Loretta* Via MLBtraderumors, ESPN’s Jerry Crasnick is reporting that at least four teams are interested in Astros infielder Mark Loretta, and the Dodgers are one of them. The Santa Monica native is 37 and is what he is – an veteran whose decent on-base skills and little power add up to a slightly below-average hitter (dig the career 99 OPS+ and 7 different years with OPS scores between 89 and 95). He can play all four infield spots, and in 2008 was a below-average 2B and an above-average 3B. Considering he only made $2.75 million last year, I don’t have a problem with the Dodger interest – depending on what that interest is. As a starter at 2B or 3B? Oh, hell no. But as a veteran backup who can fill a lot of spots in the infield with a decent bat, there’s certainly value in that, especially considering he’s a righty hitter and James Loney and Blake DeWitt (assuming DeWitt starts somewhere) are lefties. Continuing in that thought, Loretta crushes lefties (.903 OPS in 2008; .390 OBP career) while being markedly weaker against righties, so that really could work. The only thing is, it would almost certainly mean the end of Nomar in Blue, because they’d be filling almost exactly the same role.

* Via BlueNotes, ESPN has a list of the most notable Scott Boras signings. To no one’s surprise, most of these didn’t work out too well for the teams. On the other hand, didn’t we all see the deals for Park and Zito (and the size of A-Rod’s deal) being bad ideas from the very start?

- Mike Scioscia’s tragic illness msti-face.jpg

Draw Your Own Conclusions

Some random stats – both good and bad – for you to chew on on this fine summer Friday…

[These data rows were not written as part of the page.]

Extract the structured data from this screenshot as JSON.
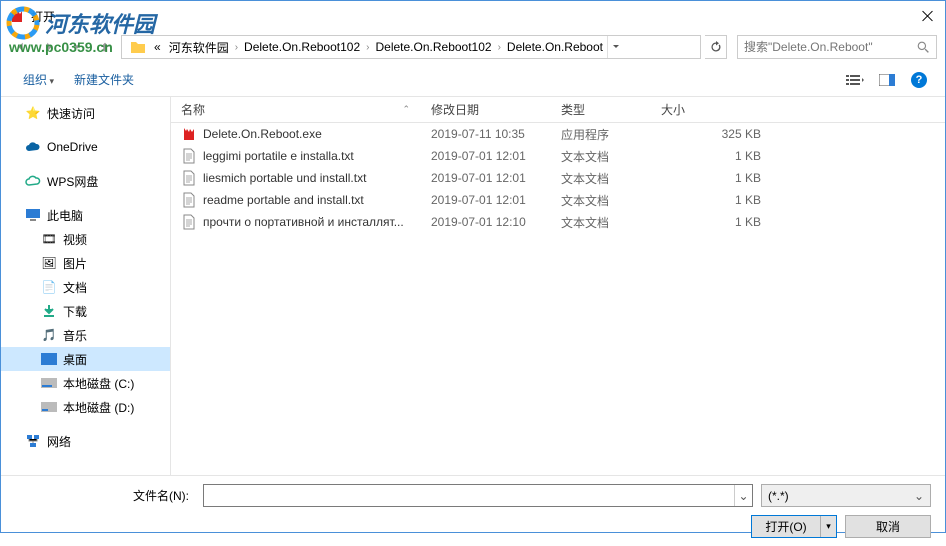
{
  "window": {
    "title": "打开"
  },
  "breadcrumb": {
    "prefix": "«",
    "items": [
      "河东软件园",
      "Delete.On.Reboot102",
      "Delete.On.Reboot102",
      "Delete.On.Reboot"
    ]
  },
  "search": {
    "placeholder": "搜索\"Delete.On.Reboot\""
  },
  "toolbar": {
    "organize": "组织",
    "newfolder": "新建文件夹"
  },
  "sidebar": {
    "quick": "快速访问",
    "onedrive": "OneDrive",
    "wps": "WPS网盘",
    "thispc": "此电脑",
    "video": "视频",
    "pictures": "图片",
    "documents": "文档",
    "downloads": "下载",
    "music": "音乐",
    "desktop": "桌面",
    "diskc": "本地磁盘 (C:)",
    "diskd": "本地磁盘 (D:)",
    "network": "网络"
  },
  "columns": {
    "name": "名称",
    "date": "修改日期",
    "type": "类型",
    "size": "大小"
  },
  "files": [
    {
      "name": "Delete.On.Reboot.exe",
      "date": "2019-07-11 10:35",
      "type": "应用程序",
      "size": "325 KB",
      "icon": "exe"
    },
    {
      "name": "leggimi portatile e installa.txt",
      "date": "2019-07-01 12:01",
      "type": "文本文档",
      "size": "1 KB",
      "icon": "txt"
    },
    {
      "name": "liesmich portable und install.txt",
      "date": "2019-07-01 12:01",
      "type": "文本文档",
      "size": "1 KB",
      "icon": "txt"
    },
    {
      "name": "readme portable and install.txt",
      "date": "2019-07-01 12:01",
      "type": "文本文档",
      "size": "1 KB",
      "icon": "txt"
    },
    {
      "name": "прочти о портативной и инсталлят...",
      "date": "2019-07-01 12:10",
      "type": "文本文档",
      "size": "1 KB",
      "icon": "txt"
    }
  ],
  "footer": {
    "filename_label": "文件名(N):",
    "filter": "(*.*)",
    "open": "打开(O)",
    "cancel": "取消"
  },
  "watermark": {
    "text": "河东软件园",
    "url": "www.pc0359.cn"
  }
}
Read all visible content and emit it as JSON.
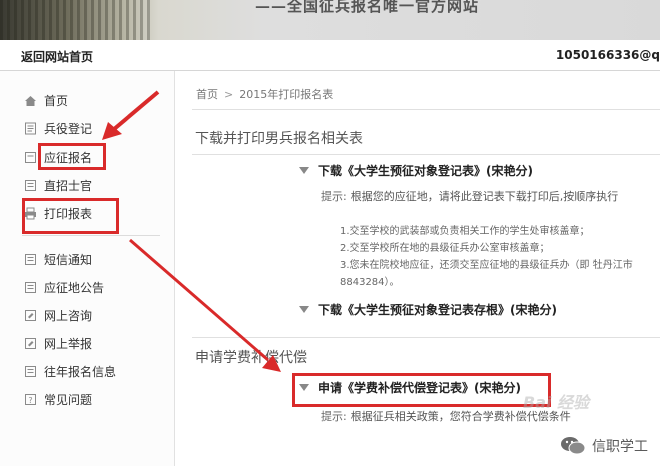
{
  "banner": {
    "slogan": "——全国征兵报名唯一官方网站"
  },
  "topbar": {
    "back_label": "返回网站首页",
    "account": "1050166336@q"
  },
  "sidebar": {
    "items": [
      {
        "label": "首页",
        "icon": "home-icon"
      },
      {
        "label": "兵役登记",
        "icon": "form-icon"
      },
      {
        "label": "应征报名",
        "icon": "enlist-icon"
      },
      {
        "label": "直招士官",
        "icon": "officer-icon"
      },
      {
        "label": "打印报表",
        "icon": "print-icon"
      },
      {
        "label": "短信通知",
        "icon": "sms-icon"
      },
      {
        "label": "应征地公告",
        "icon": "notice-icon"
      },
      {
        "label": "网上咨询",
        "icon": "consult-icon"
      },
      {
        "label": "网上举报",
        "icon": "report-icon"
      },
      {
        "label": "往年报名信息",
        "icon": "history-icon"
      },
      {
        "label": "常见问题",
        "icon": "faq-icon"
      }
    ]
  },
  "breadcrumb": {
    "home": "首页",
    "separator": ">",
    "current": "2015年打印报名表"
  },
  "download_section": {
    "title": "下载并打印男兵报名相关表",
    "item1": "下载《大学生预征对象登记表》(宋艳分)",
    "hint_label": "提示:",
    "hint_text": "根据您的应征地，请将此登记表下载打印后,按顺序执行",
    "steps": [
      "1.交至学校的武装部或负责相关工作的学生处审核盖章；",
      "2.交至学校所在地的县级征兵办公室审核盖章；",
      "3.您未在院校地应征，还须交至应征地的县级征兵办（即 牡丹江市",
      "8843284）。"
    ],
    "item2": "下载《大学生预征对象登记表存根》(宋艳分)"
  },
  "compensation_section": {
    "title": "申请学费补偿代偿",
    "item": "申请《学费补偿代偿登记表》(宋艳分)",
    "hint_label": "提示:",
    "hint_text": "根据征兵相关政策，您符合学费补偿代偿条件"
  },
  "watermark": {
    "text": "信职学工",
    "baidu": "Bai 经验"
  },
  "colors": {
    "annotation_red": "#d92a2a",
    "sidebar_bg": "#fcfcfc"
  }
}
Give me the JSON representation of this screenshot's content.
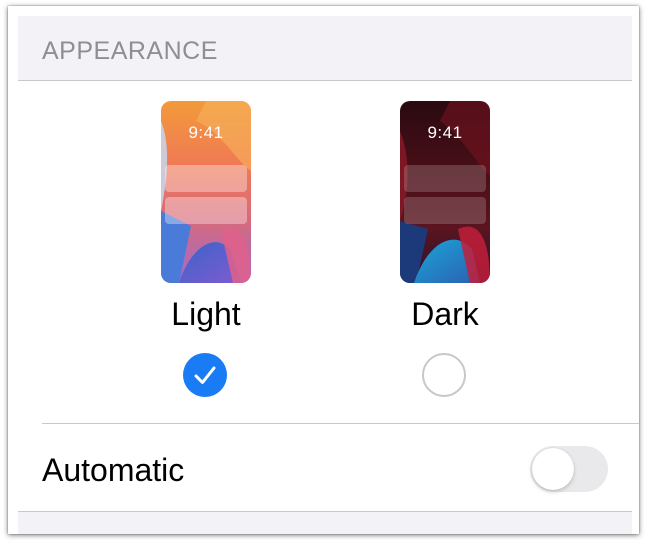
{
  "section": {
    "title": "APPEARANCE"
  },
  "options": [
    {
      "label": "Light",
      "preview_time": "9:41",
      "selected": true
    },
    {
      "label": "Dark",
      "preview_time": "9:41",
      "selected": false
    }
  ],
  "automatic": {
    "label": "Automatic",
    "enabled": false
  },
  "colors": {
    "accent_blue": "#1a7cf5",
    "section_background": "#f2f2f7",
    "section_text": "#8e8e93",
    "toggle_off": "#e9e9eb",
    "radio_border": "#c7c7cc"
  }
}
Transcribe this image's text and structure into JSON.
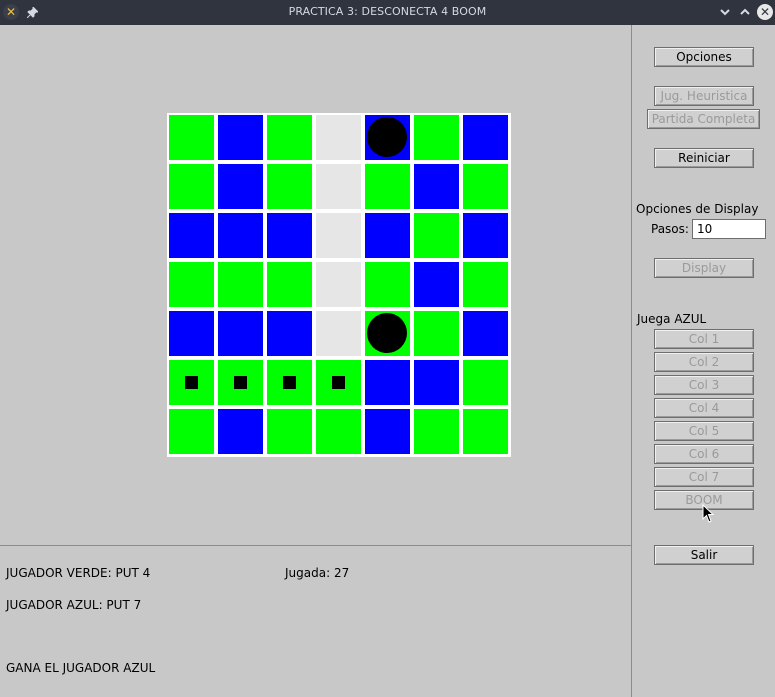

Clayton Kershaw, 2008
Age: 20
ERA+: 119 (19% better than average pitcher)
Age: 20
Runs in last 19 IP: 1
Age: 20!!!

Chad Billingsley, 2008
ERA: 3.01, 12th in MLB
ERA since May 1: 2.48
K: 4th in MLB (behind Lincecum, Sabathia, Burnett)
Walks allowed on 3-0 counts: 9 for 9
Last 28 days: 1.83 ERA in 5 starts

Manny Ramirez w/ Dodgers
6 games, 13-23, 4 HR, .565/.615/1.130

OF starts since Manny’s arrival
Manny: 6
Kemp: 6
Pierre: 3
Ethier: 2
Jones: 1

Juan Pierre, seasons ranked by OPS+
1. 2004 (107)
2. 2003 (94)
3. 2001 (89)
4. 2005 (84)
5. 2006 (82)
6. 2007 (75)
7t. 2002 (68)
7t. 2008 (68)
Consecutive seasons in decline: 5 (2004-08)
2008 ranked by OBP: worst season of career
2008 ranked by SLG: worst season of career

NL win leaders since July 1
Brewers: 20
Rockies: 20
Dodgers: 19
Cubs: 19
Mets: 19

Russell Martin, OPS by month
April: .888
May: .851
June: .802
July: .738
August: .488
Innings caught: 884.1, 3rd among all MLB catchers
Total innings fielded: 937.1, 1st among all MLB catchers

Dodger VORP ranks in MLB by position
C: Martin 27.0 (4th)
1B: Loney 20.1 (13th, ahead of Ryan Howard)
2B: Kent 5.5 (27th)
SS: Furcal 26.8 (4th - and this is a counting stat!)
SS: Berroa -4.1 (63rd)
LF: Pierre 1.6 (42nd)
LF: Manny 11.6 (21st – that’s as a Dodger only!)
CF: Jones -15.2 (52nd, dead last at CF, 3rd worst overall)
CF: Kemp 24.7 (9th)
RF: Ethier 9.1 (23rd)

MLB Players with at least 75 plate appearances: 422
Mark Sweeney’s VORP rate: -0.535/game (422nd)

Also, over at Baseball Prospectus they’ve got a nice Q&A with Dodgers prospect Andrew Lambo, currently tearing up the Midwest League. It’s not behind their pay wall, so feel free to enjoy. Besides, you’ve got to a love a guy who says,

I got drafted by my hometown team – I grew up about an hour out of L.A., so my whole life I’ve been a Dodgers fan; I grew up going to Dodgers games.  So I guess it’s pretty cool.

- Mike Scioscia’s tragic illness msti-face.jpg